(Entries from a dataset of interfaces)

————

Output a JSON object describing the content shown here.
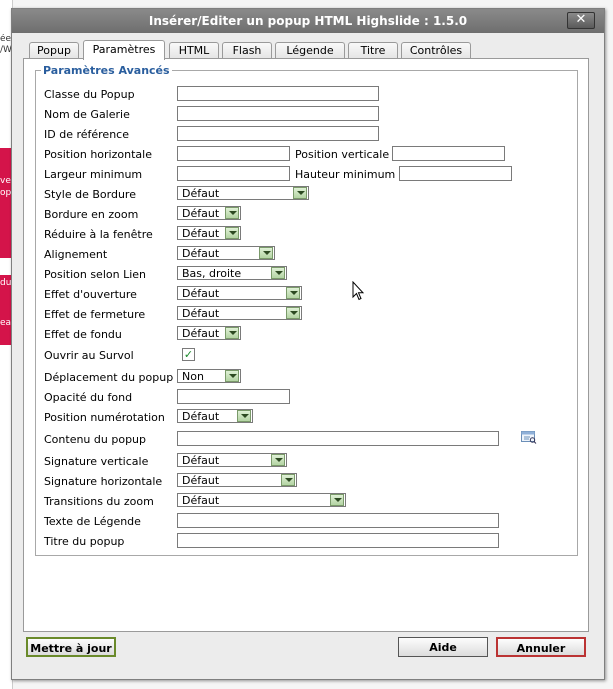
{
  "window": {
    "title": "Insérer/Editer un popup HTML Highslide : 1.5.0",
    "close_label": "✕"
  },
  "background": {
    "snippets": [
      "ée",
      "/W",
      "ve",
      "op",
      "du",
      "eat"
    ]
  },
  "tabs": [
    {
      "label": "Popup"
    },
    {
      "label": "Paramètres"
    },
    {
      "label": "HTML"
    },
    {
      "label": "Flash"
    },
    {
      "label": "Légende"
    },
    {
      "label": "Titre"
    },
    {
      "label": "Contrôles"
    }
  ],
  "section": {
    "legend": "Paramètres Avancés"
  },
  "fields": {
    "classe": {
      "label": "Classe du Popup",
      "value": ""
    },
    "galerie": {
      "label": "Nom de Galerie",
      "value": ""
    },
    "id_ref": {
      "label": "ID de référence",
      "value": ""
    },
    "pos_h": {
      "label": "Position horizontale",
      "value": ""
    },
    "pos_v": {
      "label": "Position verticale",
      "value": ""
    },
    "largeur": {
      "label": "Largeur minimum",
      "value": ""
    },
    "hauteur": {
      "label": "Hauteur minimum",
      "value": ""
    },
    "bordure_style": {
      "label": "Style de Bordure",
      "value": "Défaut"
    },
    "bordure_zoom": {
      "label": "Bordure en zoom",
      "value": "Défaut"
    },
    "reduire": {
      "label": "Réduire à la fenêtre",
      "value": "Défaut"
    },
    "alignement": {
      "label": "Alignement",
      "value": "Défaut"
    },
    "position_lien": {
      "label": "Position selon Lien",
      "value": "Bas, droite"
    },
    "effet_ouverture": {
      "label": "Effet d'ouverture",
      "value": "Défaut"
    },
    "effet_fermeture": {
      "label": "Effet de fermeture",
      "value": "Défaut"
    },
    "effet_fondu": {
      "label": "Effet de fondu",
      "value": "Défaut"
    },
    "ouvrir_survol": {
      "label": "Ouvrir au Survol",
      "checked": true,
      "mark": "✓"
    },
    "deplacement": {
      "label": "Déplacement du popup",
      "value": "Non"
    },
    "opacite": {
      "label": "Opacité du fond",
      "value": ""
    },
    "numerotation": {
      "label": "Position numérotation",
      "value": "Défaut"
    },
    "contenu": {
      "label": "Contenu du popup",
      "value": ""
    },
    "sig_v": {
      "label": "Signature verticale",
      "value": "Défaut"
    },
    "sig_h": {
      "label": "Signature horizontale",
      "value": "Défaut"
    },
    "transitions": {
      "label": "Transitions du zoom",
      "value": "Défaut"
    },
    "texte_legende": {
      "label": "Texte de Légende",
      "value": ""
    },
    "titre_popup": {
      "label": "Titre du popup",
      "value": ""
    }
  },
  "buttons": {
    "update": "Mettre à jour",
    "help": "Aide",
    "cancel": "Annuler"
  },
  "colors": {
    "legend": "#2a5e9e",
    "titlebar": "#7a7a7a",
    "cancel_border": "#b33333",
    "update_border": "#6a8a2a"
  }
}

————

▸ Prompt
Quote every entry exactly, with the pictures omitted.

▸ Task result
Output a JSON object describing the content shown here.
{
  "window": {
    "title": "Insérer/Editer un popup HTML Highslide : 1.5.0",
    "close_label": "✕"
  },
  "background": {
    "snippets": [
      "ée",
      "/W",
      "ve",
      "op",
      "du",
      "eat"
    ]
  },
  "tabs": [
    {
      "label": "Popup"
    },
    {
      "label": "Paramètres"
    },
    {
      "label": "HTML"
    },
    {
      "label": "Flash"
    },
    {
      "label": "Légende"
    },
    {
      "label": "Titre"
    },
    {
      "label": "Contrôles"
    }
  ],
  "section": {
    "legend": "Paramètres Avancés"
  },
  "fields": {
    "classe": {
      "label": "Classe du Popup",
      "value": ""
    },
    "galerie": {
      "label": "Nom de Galerie",
      "value": ""
    },
    "id_ref": {
      "label": "ID de référence",
      "value": ""
    },
    "pos_h": {
      "label": "Position horizontale",
      "value": ""
    },
    "pos_v": {
      "label": "Position verticale",
      "value": ""
    },
    "largeur": {
      "label": "Largeur minimum",
      "value": ""
    },
    "hauteur": {
      "label": "Hauteur minimum",
      "value": ""
    },
    "bordure_style": {
      "label": "Style de Bordure",
      "value": "Défaut"
    },
    "bordure_zoom": {
      "label": "Bordure en zoom",
      "value": "Défaut"
    },
    "reduire": {
      "label": "Réduire à la fenêtre",
      "value": "Défaut"
    },
    "alignement": {
      "label": "Alignement",
      "value": "Défaut"
    },
    "position_lien": {
      "label": "Position selon Lien",
      "value": "Bas, droite"
    },
    "effet_ouverture": {
      "label": "Effet d'ouverture",
      "value": "Défaut"
    },
    "effet_fermeture": {
      "label": "Effet de fermeture",
      "value": "Défaut"
    },
    "effet_fondu": {
      "label": "Effet de fondu",
      "value": "Défaut"
    },
    "ouvrir_survol": {
      "label": "Ouvrir au Survol",
      "checked": true,
      "mark": "✓"
    },
    "deplacement": {
      "label": "Déplacement du popup",
      "value": "Non"
    },
    "opacite": {
      "label": "Opacité du fond",
      "value": ""
    },
    "numerotation": {
      "label": "Position numérotation",
      "value": "Défaut"
    },
    "contenu": {
      "label": "Contenu du popup",
      "value": ""
    },
    "sig_v": {
      "label": "Signature verticale",
      "value": "Défaut"
    },
    "sig_h": {
      "label": "Signature horizontale",
      "value": "Défaut"
    },
    "transitions": {
      "label": "Transitions du zoom",
      "value": "Défaut"
    },
    "texte_legende": {
      "label": "Texte de Légende",
      "value": ""
    },
    "titre_popup": {
      "label": "Titre du popup",
      "value": ""
    }
  },
  "buttons": {
    "update": "Mettre à jour",
    "help": "Aide",
    "cancel": "Annuler"
  },
  "colors": {
    "legend": "#2a5e9e",
    "titlebar": "#7a7a7a",
    "cancel_border": "#b33333",
    "update_border": "#6a8a2a"
  }
}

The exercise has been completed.